The far edge requires hardware that does not rely on the niceties of a data center; power, cooling, and space may all be limited. Far-edge clusters are also more likely to run exclusively custom applications. Often, applications are deployed in containers, with or without Kubernetes, alongside virtual machines (VMs) or possibly without any VM-based applications. At the far edge, hands-off management may not be enough; these locations may require hands-off deployment for clusters never visited by IT staff. Finally, far-edge locations may have only intermittent connectivity and must be able to operate for extended periods in disconnected mode. For example, a fishing boat on a two-week expedition might have internet connectivity only when in port.

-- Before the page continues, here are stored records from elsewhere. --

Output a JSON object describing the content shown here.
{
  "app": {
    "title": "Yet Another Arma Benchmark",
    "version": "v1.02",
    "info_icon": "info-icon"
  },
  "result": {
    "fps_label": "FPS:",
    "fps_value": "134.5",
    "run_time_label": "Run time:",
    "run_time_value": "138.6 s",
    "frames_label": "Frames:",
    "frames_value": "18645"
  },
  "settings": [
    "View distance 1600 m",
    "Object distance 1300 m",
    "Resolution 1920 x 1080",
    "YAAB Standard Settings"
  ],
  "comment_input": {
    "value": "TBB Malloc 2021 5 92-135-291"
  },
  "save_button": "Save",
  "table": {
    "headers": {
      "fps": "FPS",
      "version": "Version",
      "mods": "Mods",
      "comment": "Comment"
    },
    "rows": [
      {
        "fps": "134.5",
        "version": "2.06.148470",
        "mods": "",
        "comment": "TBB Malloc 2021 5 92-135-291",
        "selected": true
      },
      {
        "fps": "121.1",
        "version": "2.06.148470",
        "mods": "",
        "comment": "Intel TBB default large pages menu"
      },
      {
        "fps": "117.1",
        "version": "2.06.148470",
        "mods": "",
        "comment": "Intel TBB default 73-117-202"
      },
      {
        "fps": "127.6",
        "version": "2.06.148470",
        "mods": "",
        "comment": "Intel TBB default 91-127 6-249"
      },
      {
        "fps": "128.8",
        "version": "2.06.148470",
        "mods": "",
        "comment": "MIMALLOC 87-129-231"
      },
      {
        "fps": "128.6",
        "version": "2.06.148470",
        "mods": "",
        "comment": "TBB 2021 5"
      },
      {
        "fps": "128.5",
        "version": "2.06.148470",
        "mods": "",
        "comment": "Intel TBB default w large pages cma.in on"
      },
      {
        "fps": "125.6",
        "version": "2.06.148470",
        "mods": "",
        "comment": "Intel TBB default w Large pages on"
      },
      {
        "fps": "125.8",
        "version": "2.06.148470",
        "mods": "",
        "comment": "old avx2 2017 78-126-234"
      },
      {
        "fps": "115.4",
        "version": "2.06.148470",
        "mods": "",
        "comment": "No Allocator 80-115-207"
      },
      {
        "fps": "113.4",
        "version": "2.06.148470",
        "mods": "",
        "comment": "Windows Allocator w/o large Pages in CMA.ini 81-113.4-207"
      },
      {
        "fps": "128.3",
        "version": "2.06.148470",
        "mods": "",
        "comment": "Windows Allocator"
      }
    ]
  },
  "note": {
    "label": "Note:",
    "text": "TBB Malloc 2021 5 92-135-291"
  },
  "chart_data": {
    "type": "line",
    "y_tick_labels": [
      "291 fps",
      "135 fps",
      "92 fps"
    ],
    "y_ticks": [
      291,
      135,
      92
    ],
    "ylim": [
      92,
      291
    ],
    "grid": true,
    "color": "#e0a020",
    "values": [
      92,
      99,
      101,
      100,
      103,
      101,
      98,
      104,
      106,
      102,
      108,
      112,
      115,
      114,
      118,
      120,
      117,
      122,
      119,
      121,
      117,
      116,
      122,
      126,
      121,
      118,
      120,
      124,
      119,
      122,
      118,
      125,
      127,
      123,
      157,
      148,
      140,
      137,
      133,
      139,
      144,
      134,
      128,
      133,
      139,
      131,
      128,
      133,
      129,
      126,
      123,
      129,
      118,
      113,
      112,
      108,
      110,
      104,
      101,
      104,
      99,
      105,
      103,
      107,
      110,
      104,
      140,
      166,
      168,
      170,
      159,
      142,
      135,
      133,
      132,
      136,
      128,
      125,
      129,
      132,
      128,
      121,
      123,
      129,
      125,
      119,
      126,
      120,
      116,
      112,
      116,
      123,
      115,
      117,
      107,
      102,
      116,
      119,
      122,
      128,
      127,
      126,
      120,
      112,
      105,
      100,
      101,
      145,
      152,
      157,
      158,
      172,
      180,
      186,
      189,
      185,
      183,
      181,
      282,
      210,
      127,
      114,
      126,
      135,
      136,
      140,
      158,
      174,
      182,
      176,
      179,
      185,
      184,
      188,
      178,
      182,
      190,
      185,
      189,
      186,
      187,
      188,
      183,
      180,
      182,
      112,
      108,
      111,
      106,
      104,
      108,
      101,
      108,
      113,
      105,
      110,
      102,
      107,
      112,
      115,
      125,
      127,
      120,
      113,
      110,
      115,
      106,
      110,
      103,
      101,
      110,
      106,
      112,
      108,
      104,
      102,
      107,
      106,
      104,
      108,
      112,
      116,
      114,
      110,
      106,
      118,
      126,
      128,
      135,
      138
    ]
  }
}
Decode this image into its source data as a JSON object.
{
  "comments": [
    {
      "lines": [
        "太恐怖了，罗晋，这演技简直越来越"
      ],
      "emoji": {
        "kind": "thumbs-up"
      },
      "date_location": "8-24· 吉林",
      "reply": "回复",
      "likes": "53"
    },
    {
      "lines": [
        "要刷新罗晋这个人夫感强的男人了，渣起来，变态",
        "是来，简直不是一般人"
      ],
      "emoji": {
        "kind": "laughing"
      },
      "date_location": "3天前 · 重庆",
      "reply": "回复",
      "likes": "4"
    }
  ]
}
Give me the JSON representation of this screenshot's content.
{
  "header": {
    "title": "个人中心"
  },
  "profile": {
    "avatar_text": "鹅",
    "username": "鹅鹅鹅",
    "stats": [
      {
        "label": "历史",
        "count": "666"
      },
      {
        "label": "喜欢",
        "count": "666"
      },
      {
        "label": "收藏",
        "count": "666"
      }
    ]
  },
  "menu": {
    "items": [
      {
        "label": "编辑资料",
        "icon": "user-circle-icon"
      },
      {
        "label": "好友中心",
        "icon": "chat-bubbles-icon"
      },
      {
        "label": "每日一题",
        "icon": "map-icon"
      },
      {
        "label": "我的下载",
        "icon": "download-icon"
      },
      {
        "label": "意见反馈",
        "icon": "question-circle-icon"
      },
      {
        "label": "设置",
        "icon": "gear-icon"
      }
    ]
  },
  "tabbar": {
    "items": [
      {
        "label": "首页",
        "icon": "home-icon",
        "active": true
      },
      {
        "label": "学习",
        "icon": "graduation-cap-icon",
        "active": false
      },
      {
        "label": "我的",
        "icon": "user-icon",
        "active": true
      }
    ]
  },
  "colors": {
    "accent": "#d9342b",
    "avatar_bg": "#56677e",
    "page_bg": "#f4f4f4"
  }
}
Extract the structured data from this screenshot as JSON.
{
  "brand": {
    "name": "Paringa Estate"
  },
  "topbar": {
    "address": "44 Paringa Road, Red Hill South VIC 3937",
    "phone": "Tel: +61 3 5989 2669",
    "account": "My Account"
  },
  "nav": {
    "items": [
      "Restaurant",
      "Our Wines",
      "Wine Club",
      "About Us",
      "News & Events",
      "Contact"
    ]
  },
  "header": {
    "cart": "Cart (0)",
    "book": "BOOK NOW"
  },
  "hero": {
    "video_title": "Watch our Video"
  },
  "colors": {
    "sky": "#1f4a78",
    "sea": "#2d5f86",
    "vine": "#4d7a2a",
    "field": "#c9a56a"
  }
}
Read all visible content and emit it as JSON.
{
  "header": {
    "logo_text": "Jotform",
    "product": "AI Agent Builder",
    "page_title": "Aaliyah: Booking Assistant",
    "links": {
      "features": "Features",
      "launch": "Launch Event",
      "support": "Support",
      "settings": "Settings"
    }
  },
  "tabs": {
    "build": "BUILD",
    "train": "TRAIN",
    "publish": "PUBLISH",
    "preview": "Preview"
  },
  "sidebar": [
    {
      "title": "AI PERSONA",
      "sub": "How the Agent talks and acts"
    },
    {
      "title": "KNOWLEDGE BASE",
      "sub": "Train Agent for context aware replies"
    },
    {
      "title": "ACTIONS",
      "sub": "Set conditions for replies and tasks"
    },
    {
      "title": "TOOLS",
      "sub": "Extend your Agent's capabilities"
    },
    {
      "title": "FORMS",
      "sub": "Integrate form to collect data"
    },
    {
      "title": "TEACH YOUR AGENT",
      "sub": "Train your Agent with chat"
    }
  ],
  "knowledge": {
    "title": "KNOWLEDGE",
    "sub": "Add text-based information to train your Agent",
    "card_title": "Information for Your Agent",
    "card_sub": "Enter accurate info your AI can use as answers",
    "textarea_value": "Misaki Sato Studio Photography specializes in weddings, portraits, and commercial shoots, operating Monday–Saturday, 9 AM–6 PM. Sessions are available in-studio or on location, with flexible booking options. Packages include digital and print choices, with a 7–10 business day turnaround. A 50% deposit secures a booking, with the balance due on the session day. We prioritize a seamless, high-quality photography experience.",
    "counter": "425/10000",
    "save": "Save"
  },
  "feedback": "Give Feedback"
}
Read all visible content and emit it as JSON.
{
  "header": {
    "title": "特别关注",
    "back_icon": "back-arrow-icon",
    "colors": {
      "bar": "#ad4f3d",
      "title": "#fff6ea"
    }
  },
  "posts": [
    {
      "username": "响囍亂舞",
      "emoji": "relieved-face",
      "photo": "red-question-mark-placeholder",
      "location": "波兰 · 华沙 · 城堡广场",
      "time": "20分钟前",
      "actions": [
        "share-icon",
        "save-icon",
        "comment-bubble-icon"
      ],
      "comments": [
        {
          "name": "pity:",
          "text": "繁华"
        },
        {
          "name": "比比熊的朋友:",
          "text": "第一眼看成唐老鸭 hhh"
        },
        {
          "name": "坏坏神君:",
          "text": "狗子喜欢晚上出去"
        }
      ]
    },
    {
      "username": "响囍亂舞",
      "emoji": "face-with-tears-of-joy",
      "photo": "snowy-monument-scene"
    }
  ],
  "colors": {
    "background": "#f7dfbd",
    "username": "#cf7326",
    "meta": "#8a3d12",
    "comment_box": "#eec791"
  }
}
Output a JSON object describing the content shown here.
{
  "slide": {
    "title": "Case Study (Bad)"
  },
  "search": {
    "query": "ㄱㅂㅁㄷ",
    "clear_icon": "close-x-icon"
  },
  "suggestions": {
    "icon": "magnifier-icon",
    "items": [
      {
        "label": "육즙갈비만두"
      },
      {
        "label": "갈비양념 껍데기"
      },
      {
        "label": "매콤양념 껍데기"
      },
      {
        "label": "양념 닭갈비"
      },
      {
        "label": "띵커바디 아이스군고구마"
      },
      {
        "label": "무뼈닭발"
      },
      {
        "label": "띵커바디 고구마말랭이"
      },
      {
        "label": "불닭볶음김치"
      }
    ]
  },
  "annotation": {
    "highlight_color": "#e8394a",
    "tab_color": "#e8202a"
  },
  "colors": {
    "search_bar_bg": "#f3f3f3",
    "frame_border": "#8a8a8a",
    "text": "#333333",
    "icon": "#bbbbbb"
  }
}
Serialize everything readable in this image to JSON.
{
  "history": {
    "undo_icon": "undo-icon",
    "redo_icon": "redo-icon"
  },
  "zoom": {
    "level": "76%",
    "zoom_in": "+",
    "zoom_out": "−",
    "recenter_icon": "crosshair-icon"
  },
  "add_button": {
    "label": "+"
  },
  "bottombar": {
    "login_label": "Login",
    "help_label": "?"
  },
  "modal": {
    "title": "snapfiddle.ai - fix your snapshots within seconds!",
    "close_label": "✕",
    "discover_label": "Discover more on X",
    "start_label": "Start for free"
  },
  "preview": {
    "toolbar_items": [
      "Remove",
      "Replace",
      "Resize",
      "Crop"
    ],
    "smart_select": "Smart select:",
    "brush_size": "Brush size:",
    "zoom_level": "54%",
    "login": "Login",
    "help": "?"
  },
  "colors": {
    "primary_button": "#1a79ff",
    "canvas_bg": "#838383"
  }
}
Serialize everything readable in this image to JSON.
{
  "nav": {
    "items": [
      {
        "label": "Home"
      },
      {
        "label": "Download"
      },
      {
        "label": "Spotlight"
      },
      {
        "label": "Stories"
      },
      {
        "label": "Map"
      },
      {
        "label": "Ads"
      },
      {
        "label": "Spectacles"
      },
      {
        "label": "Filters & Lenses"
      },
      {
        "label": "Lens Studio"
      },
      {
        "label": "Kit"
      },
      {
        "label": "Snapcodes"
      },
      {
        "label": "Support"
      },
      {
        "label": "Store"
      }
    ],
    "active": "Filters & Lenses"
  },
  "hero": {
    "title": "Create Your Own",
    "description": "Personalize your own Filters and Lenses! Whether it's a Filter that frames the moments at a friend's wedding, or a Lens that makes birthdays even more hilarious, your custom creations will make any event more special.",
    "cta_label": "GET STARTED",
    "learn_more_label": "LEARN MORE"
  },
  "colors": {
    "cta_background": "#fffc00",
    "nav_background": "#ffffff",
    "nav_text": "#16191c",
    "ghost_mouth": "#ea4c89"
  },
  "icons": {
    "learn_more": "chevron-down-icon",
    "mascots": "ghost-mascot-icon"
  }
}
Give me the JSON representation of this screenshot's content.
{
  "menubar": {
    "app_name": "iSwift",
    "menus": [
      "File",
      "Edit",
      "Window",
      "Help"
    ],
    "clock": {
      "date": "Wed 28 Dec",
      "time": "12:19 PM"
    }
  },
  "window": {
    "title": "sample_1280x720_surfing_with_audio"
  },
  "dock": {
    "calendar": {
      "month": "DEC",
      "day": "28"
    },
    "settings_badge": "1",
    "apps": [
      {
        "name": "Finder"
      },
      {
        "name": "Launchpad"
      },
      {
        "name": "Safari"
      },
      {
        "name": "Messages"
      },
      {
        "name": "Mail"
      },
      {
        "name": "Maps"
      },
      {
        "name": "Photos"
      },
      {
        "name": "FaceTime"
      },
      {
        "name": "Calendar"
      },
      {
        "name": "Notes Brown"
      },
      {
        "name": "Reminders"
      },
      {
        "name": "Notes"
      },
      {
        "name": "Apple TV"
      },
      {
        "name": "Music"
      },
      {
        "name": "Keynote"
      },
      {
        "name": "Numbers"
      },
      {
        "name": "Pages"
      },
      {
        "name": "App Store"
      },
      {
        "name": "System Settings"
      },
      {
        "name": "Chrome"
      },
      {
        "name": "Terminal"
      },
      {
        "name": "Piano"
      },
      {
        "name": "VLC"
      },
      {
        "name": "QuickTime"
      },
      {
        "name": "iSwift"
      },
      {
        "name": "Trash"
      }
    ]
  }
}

The more established server vendors may have some products not included in this report that target the far edge, not relying on their data center-focused HCI to scale down to far-edge requirements. The data center HCI products still operate at the near edge where rack-mount servers are viable and consistency with data center HCI platforms is beneficial. Whether your environment consists of 500 clusters in 500 telco points of presence (PoPs), or 10,000 delivery trucks, edge deployments scale out. Policy-based management of large numbers of clusters is vital. Automation of every aspect of operations and application updates is essential.
This GigaOm Radar report highlights key edge HCI vendors and equips IT decision-makers with the information needed to select the best fit for their business and use case requirements. In the corresponding GigaOm report “Key Criteria for Evaluating Hyperconverged Infrastructure Solutions,” we describe in more detail the key features and metrics that are used to evaluate vendors in this market.
How to Read this Report
This GigaOm report is one of a series of documents that helps IT organizations assess competing solutions in the context of well-defined features and criteria. For a fuller understanding, consider reviewing the following reports:
Key Criteria report: A detailed market sector analysis that assesses the impact that key product features and criteria have on top-line solution characteristics—such as scalability, performance, and TCO—that drive purchase decisions.
GigaOm Radar report: A forward-looking analysis that plots the relative value and progression of vendor solutions along multiple axes based on strategy and execution. The Radar report includes a breakdown of each vendor’s offering in the sector.
Solution Profile: An in-depth vendor analysis that builds on the framework developed in the Key Criteria and Radar reports to assess a company’s engagement within a technology sector. This analysis includes forward-looking guidance around both strategy and product.